What Does the End of DACA Mean for Employers?


The Trump administration recently announced that it would put an end to the Deferred Action for Childhood Arrivals (DACA) program. Those who successfully applied for the DACA program were granted work permits to allow them to work legally in the United States.
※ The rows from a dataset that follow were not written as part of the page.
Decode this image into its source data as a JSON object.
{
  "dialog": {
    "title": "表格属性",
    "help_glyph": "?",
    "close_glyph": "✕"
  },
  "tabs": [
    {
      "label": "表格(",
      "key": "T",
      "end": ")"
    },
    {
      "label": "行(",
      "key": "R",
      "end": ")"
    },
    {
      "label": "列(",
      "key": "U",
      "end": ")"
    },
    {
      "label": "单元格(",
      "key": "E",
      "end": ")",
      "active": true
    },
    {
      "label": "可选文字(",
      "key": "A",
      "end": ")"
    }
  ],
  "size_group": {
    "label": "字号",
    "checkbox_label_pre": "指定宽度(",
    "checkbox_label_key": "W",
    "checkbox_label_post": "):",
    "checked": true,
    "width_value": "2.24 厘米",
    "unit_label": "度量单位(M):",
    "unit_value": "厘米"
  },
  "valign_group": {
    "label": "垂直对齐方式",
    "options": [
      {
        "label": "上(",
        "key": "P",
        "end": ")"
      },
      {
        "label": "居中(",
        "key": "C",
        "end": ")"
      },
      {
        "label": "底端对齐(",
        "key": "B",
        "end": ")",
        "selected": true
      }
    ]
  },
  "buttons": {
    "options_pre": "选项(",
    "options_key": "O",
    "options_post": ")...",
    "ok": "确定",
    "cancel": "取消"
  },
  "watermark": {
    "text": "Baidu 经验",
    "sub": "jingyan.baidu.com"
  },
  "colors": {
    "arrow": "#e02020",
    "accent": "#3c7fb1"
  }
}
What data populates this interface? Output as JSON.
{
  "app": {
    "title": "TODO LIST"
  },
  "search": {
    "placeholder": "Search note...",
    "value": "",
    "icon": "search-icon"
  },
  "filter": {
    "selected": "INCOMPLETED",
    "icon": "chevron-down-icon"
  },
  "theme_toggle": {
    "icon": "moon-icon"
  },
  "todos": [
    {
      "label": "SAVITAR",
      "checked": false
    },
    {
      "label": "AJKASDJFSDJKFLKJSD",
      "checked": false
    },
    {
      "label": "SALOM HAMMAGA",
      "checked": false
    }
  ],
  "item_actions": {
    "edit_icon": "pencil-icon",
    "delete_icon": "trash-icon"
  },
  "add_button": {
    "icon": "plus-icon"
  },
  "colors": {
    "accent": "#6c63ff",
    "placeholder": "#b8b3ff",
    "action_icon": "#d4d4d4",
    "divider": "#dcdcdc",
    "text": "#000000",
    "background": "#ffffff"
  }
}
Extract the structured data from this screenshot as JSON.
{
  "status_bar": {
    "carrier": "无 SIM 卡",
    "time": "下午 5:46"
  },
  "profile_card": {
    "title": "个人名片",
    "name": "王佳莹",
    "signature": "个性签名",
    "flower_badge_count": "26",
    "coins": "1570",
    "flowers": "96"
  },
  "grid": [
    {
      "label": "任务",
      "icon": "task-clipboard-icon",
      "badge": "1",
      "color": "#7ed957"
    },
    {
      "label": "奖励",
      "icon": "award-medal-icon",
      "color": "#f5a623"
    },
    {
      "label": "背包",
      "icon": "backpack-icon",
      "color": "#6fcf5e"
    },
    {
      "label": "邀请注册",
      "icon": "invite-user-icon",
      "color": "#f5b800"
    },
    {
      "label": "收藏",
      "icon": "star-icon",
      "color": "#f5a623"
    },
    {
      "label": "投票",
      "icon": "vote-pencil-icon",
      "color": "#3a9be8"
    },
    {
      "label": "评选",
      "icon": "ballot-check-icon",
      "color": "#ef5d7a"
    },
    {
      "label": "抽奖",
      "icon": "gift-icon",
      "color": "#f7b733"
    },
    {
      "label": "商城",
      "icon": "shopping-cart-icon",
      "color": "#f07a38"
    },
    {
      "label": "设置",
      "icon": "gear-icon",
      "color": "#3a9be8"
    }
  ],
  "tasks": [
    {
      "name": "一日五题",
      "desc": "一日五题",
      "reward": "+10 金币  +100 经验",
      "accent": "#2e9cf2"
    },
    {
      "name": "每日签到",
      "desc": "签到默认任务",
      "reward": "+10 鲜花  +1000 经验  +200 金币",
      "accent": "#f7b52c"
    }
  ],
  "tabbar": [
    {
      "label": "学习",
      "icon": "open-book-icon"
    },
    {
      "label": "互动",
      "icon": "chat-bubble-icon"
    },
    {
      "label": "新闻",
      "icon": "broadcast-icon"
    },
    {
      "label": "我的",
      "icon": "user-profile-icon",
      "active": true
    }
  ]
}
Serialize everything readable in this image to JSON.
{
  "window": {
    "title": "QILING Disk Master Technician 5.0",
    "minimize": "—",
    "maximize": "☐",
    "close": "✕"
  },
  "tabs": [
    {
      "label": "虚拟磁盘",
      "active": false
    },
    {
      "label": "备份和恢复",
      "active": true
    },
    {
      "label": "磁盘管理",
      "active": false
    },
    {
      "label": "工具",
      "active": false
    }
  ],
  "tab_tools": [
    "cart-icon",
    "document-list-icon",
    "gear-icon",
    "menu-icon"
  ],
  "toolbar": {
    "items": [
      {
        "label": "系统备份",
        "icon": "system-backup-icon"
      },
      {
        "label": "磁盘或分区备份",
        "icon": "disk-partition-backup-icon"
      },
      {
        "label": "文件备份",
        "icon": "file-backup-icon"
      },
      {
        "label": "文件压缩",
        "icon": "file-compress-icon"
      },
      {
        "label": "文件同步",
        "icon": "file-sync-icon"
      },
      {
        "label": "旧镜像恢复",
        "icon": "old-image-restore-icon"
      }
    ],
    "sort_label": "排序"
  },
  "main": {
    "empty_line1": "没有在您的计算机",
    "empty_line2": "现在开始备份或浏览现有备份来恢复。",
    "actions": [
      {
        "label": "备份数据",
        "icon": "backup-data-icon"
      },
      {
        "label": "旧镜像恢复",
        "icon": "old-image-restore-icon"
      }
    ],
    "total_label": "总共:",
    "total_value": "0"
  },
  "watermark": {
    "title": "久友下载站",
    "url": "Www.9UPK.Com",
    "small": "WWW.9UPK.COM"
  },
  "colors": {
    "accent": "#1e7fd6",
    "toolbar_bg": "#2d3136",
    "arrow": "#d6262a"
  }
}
When that program officially ends, employers who knowingly employ DACA recipients with expired work permits could face harsh penalties, including fines or jail time. 

While the odds of an employer actually being targeted for an audit are low, it is a possibility, especially given President Trump’s order that an additional 10,000 immigration agents be hired.

Even with that possibility looming, employers should maintain the status quo for now.  Employers should not begin terminating employees who are DACA recipients.  Terminating those employees while they still have a valid work permit could lead to discrimination litigation based upon national origin or immigration status.  Employers should also avoid prematurely questioning and targeting certain employees about their work status to determine if someone is a DACA recipient.  If an employee’s work permit expires, an employer can ask for proof of a valid permit, but an employee does not need to disclose the basis upon which that employee was granted a valid work permit.

Employers should also refrain from rescinding employment offers to DACA recipients and from refusing to hire a DACA recipient simply because of their immigration status.  Again, that could lead to discrimination litigation.

The termination of the DACA program, while scheduled, could be halted by other litigation.  Employers should keep an eye on this issue to ensure they are complying with the law.